I've seen similar things in many churches, it is like the design committee is scared of bolder colours.  Bold colours are high risk./ high reward: if you get the colours right, it will look amazing, but if you get them wrong, it will be horrible.  Pastels and off whites tend to be low risk/low reward: If you get the colours wrong, it still won't look that bad.  But, by thee same token, even if you get it right, it won't look that good.

Oddly enough, there was a Polish church almost across the road from the other Catholic Church in Hamilton.  Puff and I stopped in to look at it, and the contrast could not have been more pronounced.  Bold colours in intricate patterns covered every surface of the interior.  It could have been horrible, but it was wonderful instead.  Mind, it was tame in comparison with St George's.


Younger will also be visiting St Anne de Beaupre while she is Quebec.  I wanted to go back there, but I have never managed to pull it off.  It is always just a little outside of my budget.  She, however, isn't really looking too forward to it.  She claims I have taken her to too many churches.

So, to what is she really looking forward?  Whale watching.  They will be going on a small boat for a three hour tour.  A three hour tour.


I am somewhat nervous about that.  I hope there's someone on board who knows how to make a radio out of a pair of coconuts.


On Sunday Puff Younger and I visited Black Creek Pioneer Village as it was free that day.  The place has gone downhill, I am sorry to say.  They didn't have many presenters showing us how the work was done.  No cooper, no shoemaker, no broom maker.  They had a photography shop, which I thought would be interesting- dress up like a pioneer and have our photo taken- but, instead, it was an empty room with a chair and one or two props.  They had a vest and an apron and a few other things you or your companion could put on, and then you take the picture yourself.

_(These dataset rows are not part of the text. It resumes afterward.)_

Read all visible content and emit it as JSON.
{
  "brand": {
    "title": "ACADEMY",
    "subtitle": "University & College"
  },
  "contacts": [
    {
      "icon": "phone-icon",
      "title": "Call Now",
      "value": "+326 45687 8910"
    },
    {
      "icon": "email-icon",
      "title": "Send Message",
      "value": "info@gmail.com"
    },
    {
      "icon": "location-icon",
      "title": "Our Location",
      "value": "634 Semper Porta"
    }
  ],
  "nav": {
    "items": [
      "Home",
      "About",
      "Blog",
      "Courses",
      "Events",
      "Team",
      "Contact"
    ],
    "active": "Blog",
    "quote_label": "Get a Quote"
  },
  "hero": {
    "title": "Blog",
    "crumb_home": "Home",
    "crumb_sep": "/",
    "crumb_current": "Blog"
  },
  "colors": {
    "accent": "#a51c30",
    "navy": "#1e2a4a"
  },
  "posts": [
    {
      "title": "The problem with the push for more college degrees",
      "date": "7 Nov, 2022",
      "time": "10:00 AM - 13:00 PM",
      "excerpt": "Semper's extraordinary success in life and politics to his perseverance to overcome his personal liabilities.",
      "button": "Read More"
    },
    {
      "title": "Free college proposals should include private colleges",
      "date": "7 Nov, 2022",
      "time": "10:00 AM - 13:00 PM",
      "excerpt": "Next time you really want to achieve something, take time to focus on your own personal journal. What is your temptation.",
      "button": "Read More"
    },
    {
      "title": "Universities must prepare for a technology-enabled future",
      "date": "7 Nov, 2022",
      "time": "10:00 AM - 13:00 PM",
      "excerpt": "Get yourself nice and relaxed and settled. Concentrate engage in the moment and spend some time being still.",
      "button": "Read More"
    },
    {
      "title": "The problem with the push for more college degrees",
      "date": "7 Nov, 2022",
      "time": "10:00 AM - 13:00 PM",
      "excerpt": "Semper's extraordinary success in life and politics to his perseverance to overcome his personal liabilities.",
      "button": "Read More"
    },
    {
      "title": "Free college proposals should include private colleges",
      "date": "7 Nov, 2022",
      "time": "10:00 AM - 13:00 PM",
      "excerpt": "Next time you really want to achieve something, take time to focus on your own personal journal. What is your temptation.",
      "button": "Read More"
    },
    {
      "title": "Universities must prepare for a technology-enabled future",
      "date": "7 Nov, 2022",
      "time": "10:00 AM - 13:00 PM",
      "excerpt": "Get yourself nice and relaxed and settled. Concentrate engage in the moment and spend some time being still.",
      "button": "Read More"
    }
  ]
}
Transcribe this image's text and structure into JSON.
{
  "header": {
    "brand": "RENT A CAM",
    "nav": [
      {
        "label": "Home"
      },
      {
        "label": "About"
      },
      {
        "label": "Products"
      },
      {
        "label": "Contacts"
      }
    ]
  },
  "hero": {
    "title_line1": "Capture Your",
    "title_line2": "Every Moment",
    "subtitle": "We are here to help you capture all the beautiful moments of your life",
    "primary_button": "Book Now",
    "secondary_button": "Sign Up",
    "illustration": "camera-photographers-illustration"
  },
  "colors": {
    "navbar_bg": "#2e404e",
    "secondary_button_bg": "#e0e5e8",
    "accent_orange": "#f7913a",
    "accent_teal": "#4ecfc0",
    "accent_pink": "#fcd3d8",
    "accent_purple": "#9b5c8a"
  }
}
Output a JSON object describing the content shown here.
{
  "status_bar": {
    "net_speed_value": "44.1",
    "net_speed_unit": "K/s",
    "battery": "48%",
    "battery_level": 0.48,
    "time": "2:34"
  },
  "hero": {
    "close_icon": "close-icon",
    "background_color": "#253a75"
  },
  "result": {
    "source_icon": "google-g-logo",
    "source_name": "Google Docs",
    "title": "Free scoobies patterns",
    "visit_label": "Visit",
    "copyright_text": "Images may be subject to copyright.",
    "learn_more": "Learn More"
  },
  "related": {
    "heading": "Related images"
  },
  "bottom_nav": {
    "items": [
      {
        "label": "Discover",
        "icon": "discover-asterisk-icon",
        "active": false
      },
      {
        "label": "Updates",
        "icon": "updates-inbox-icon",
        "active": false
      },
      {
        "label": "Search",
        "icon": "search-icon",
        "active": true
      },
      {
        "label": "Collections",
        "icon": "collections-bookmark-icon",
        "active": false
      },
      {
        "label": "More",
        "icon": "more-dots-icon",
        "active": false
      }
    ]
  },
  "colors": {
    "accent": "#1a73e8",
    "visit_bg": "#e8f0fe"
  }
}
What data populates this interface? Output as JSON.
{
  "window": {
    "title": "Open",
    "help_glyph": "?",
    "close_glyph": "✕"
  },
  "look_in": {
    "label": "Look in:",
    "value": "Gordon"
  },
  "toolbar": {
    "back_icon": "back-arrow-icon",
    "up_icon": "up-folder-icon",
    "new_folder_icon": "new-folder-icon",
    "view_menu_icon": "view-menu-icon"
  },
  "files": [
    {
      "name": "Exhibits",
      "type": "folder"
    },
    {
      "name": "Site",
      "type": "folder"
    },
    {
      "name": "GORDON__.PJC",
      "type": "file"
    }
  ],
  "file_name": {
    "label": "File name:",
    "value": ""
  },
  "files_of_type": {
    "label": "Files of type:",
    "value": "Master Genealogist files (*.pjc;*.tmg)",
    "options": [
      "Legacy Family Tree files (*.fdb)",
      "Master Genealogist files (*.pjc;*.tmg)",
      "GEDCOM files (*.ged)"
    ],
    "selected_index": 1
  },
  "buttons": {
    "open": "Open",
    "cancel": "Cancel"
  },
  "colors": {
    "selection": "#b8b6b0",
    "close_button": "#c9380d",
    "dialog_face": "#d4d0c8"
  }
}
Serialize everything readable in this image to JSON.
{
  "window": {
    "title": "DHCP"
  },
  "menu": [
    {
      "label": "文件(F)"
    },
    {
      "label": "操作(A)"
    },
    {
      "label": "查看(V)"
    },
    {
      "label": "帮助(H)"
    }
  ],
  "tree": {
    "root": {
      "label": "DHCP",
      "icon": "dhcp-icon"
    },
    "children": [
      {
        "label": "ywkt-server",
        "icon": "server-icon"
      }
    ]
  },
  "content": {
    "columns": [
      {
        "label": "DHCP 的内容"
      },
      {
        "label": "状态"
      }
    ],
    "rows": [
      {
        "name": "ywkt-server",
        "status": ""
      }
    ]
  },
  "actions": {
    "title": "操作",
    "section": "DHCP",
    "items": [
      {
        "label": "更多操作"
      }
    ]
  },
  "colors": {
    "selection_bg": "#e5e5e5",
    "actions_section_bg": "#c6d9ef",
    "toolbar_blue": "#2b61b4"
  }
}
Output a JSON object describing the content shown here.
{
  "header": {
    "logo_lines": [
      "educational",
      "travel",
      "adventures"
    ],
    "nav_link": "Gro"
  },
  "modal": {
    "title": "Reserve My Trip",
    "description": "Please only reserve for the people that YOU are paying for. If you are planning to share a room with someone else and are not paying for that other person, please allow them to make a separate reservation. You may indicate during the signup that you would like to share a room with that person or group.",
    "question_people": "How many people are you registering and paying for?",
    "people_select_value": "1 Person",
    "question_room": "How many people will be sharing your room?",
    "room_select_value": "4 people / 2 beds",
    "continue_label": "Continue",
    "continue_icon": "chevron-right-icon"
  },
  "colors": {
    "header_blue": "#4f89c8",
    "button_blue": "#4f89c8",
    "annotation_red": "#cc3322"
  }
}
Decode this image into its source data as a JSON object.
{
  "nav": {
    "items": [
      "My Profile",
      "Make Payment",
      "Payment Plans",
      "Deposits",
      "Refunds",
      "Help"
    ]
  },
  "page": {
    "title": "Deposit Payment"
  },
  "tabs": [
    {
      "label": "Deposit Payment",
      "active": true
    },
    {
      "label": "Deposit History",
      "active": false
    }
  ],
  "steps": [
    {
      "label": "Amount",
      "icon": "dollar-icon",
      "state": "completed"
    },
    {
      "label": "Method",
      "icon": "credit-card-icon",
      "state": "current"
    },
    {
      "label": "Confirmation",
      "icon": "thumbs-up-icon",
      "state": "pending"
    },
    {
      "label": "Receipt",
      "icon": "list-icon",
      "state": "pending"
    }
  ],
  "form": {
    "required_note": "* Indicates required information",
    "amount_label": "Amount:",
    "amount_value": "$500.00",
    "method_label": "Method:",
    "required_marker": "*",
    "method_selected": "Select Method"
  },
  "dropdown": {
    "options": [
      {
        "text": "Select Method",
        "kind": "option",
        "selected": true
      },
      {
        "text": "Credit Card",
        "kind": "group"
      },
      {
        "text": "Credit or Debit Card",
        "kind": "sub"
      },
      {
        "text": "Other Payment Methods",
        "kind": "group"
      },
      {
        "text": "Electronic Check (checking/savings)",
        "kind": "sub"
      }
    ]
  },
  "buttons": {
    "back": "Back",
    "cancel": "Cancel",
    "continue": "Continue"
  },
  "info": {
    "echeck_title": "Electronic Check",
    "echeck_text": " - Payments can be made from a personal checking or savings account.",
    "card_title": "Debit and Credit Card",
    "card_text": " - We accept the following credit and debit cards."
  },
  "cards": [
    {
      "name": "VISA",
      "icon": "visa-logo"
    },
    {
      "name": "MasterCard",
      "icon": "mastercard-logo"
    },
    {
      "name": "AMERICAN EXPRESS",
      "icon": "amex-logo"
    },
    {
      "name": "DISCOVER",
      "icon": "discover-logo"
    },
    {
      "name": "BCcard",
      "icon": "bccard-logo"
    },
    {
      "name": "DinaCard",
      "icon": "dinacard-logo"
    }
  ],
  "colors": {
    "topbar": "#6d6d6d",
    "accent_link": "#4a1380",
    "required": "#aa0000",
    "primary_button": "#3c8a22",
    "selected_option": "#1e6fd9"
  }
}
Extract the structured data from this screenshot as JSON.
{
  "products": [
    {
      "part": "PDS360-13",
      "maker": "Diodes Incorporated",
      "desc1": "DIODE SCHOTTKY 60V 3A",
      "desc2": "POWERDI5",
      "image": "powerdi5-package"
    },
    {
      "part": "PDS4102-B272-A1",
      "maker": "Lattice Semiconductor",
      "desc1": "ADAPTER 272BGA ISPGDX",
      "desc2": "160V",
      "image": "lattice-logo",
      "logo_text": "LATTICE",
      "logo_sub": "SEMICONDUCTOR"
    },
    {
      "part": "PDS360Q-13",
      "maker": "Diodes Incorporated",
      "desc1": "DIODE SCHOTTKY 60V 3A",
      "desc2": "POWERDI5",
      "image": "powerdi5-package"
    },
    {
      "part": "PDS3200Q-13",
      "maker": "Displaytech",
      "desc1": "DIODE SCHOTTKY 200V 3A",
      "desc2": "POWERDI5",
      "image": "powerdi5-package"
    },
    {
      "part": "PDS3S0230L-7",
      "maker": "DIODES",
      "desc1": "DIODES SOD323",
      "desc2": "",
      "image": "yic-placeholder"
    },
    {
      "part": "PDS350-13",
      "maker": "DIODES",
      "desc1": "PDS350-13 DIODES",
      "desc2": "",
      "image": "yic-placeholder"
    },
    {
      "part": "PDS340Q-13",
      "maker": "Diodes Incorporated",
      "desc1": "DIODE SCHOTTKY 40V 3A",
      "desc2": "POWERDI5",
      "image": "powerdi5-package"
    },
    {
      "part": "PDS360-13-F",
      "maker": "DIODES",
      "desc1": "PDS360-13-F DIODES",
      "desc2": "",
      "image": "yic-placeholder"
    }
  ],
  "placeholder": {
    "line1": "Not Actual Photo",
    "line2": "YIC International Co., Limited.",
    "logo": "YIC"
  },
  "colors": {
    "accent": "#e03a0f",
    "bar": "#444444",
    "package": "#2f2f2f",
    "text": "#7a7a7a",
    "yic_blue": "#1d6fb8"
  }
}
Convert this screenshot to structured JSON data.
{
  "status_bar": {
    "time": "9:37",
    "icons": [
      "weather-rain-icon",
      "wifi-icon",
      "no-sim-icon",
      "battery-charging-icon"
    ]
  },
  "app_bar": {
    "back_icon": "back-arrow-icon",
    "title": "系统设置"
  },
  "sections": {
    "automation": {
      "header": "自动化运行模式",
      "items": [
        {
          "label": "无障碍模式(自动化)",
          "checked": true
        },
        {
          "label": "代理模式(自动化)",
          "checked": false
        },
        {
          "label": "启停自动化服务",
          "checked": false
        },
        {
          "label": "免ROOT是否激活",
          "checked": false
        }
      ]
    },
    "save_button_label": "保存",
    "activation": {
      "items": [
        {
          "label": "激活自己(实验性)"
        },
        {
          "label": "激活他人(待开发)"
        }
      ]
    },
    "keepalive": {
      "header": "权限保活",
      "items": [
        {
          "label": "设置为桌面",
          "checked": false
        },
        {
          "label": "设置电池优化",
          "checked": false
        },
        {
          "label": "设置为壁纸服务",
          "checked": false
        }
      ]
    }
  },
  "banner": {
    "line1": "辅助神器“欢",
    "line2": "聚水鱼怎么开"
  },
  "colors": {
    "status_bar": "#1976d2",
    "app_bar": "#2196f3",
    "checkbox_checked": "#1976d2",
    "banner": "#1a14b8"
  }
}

With your own camera. Cheap and stupid.

Do these people not want to make money?

 Worst of all, from my biased point of view, was that there was no cabinet maker.  The shop was in good order, with tools on display, but there was no wood to be worked, no shavings or dust on the floor, no projects in progress.  Nothing.  I asked around, to see what was going on (and if there is an opening, I would gladly apply) and found out that the old cabinet maker or one of his apprentices injured themselves a few years ago, and, for insurance reasons, it was decided to close the shop. 

What kind of buffoon injures themselves that badly with hand tools?  And was it that bad, or are the insurance companies paranoid?  Was it serious, or just a couple of stitches?  Don't get me wrong- my left hand is covered with scars from woodworking.  If they were using power tools, that would be another matter entirely.  You can lose a hand in a second with those.  But to really hurt yourself with handsaws and planes?  That takes both real effort and real incompetence.


In other news, I am now a second degree knight.

We are told to keep the rituals secret, and I will honour the oath I swore, but, at the same time, I am a little disappointed.  I wanted better secrets.  Maybe I'll learn something at one of the higher levels.  I see one of the grand knights leaning forward and whispering something like:  "You know World War Two?  That was us."


I hope Younger is enjoying herself.  I am jealous, but I still hope that she has a wonderful time with good memories.  Something she can tell her kids about.  Or at least me. 


Anonymous said...

Nice Gilligan's Island reference!

Julian Barkin said...

Congratulations Bear on obtaining 2nd degree. I likewise advanced another degree myself, that being the 3rd degree, last night in King City. Quite awesome to do this I say!

Now, more importantly this was the most epic part of your post: "Our second stop on the doors open day was St Lawrence Market. It wasn't on the list of places that were open specifically for the weekend. I just went there because I wanted a Peameal Bacon Sandwich."

Peameal Bacon Sandwich for the win! Pax!